Life is Strange: Exploration and Motivation

Jammed out to episode 1 of Life is Strange over the last few weeks. Didn’t even know it was Squeenix until they mentioned the Spirits Within, and then I was like “I CANNOT ESCAPE THIS COMPANY.” Anyway, it made me look at how exploration games can kind of suffer from a character vs. game disconnect, and how that looks.

The game is an exploration game: the point is to sort of go through and experience as much of it as possible, to see where your decisions lead, to find out what your button presses do to the software and the story as it plays out.

But there was a point where I felt that agenda, and the agenda of the protagonist, were in conflict.

You play Max, teenager at a new school where you don’t know anyone. It is driven home early in the game with diary entries how Max is very new and has been very busy, so much so that she hasn’t had a chance to re-connect with her friend who lives in the neighborhood. Early on, the cliques are established – there’s the popular mean girls, the popular idiot boys, the “skater” crowd that Max is kind of into, the Ducky character (seriously, this game — at least in this episode — is mostly John Hughes with a dollop of the fantastical). And there’s a scene where you can get to know the folks at your school better — everyone’s hanging out in the quad and Max has to go do a thing that isn’t very time-sensitive.

It’s early enough in the game where you have a sense of these cliques, and how Max feels about them, but before the drama level starts ramping up, just beyond the “newbie zone” where you’re getting used to the mechanical interface and your basic powers. You have a good sense of what’s in Max’s head about the various classmates at this point…
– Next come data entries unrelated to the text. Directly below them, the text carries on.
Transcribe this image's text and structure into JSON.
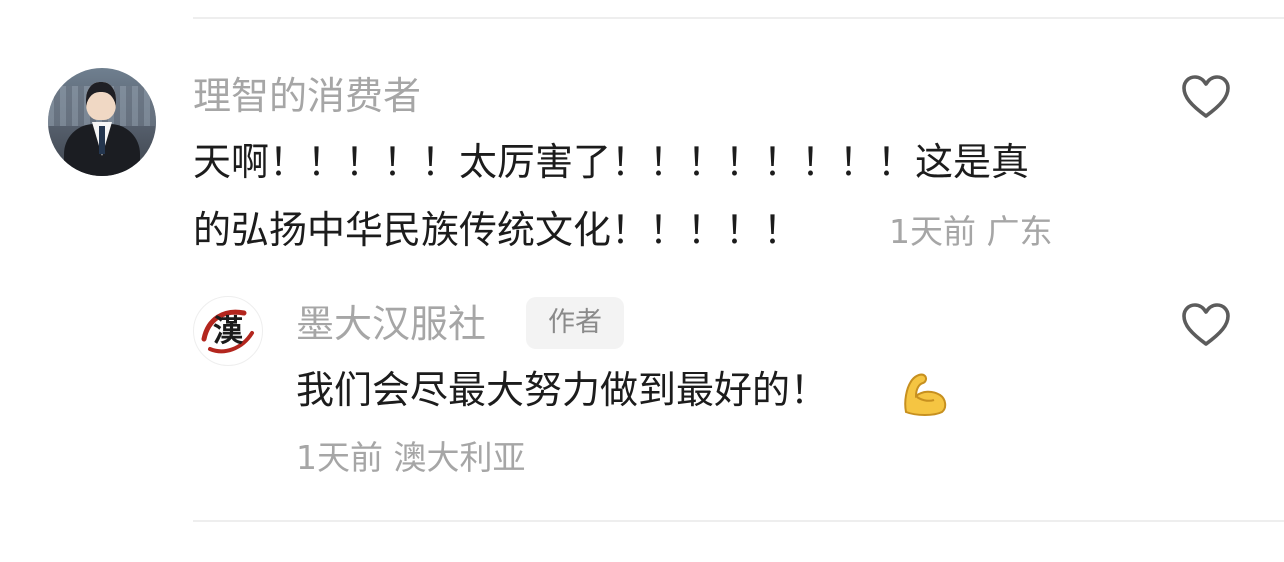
{
  "top_comment": {
    "username": "理智的消费者",
    "text_line1": "天啊！！！！！太厉害了！！！！！！！！这是真",
    "text_line2": "的弘扬中华民族传统文化！！！！！",
    "meta": "1天前 广东",
    "avatar": "user-photo-avatar",
    "like_icon": "heart-outline-icon"
  },
  "reply": {
    "username": "墨大汉服社",
    "badge": "作者",
    "text": "我们会尽最大努力做到最好的！",
    "emoji": "flexed-biceps-emoji",
    "meta": "1天前 澳大利亚",
    "avatar": "han-calligraphy-logo",
    "avatar_logo_text": "漢",
    "like_icon": "heart-outline-icon"
  },
  "colors": {
    "username": "#a6a6a6",
    "body_text": "#1c1c1c",
    "meta_text": "#a6a6a6",
    "badge_bg": "#f3f3f3",
    "divider": "#eeeeee",
    "logo_red": "#b3261e"
  }
}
….and the second person you see out the door of the school is one of the Jerk Crowd. You’re given an option to talk to him.

I didn’t.

Each of the significant named characters kind of has their own vingette here, and the space seems clearly designed for you to get to know some of the significant NPC’s a little better. Talk to the broody ace photographer, the nerdy creepy kid, the quirky Asian stereotype that Max wants to hook up with Ducky….a lot of these characters Max would conceivably talk to a bit (though likely not seek out as I did in my playthrough…but I’m thorough). But the jerks? The jocks? The insular kid reading on the bench? Why would Max care? The game gives you the option of interacting with these folks, but the main character’s motives and outlook provide a disconnect.

At these moments, the skeleton of the game is transparent beneath the layer of narrative and character. It doesn’t matter if Max would ever care about the creepy janitor…he’s there…you can talk to him…it’s part of the game experience. Because this is a game about exploration. It doesn’t matter if the character would do it, the game allows you to do it.

But Max isn’t a silent avatar, a voiceless protagonist a la most Nintendo characters. She’s not just a vessel for mechanics. She’s there because she is the protagonist in a story, someone with hopes and dreams and fears that you’re asked to care about. If she’s going to talk to the arrogant jerk with the girls hanging off him, she’s going to need a reason to do it, beyond “the player made her.”

This reason wouldn’t be impossible to give, or to demonstrate, but it would require that the story give a little more nuance and complexity than it did at first. Scenes that show that the Vortex Club is not as awful as it might seem. Scenes that show Max as possibly interested in their isolated little world. Scenes that make the character as curious about these NPC’s as I was as a player.

What I like about Life is Strange is its delightful central mechanic, the thing that could only allow this to ever be a game, the ability to reverse your decisions after you see their consequences. It makes me ponder what lasting consequences look like as a game system, as a thing to play with and manipulate. I also love that it has a strong narrative quality, that it focuses on characters and explores their motivations. But if you’re going to spend a lot of energy on giving us a very believable protagonist, and then ask us to violate what that protagonist would do in the interest of the game’s structure…I don’t know that this is the best use of time. If you want to give me the option to talk to the jerks, you should also give me a reason that this would not be entirely out of character.

…anyway just some initial thoughts, to start this blog back up after a period of latency. MOAR SOON.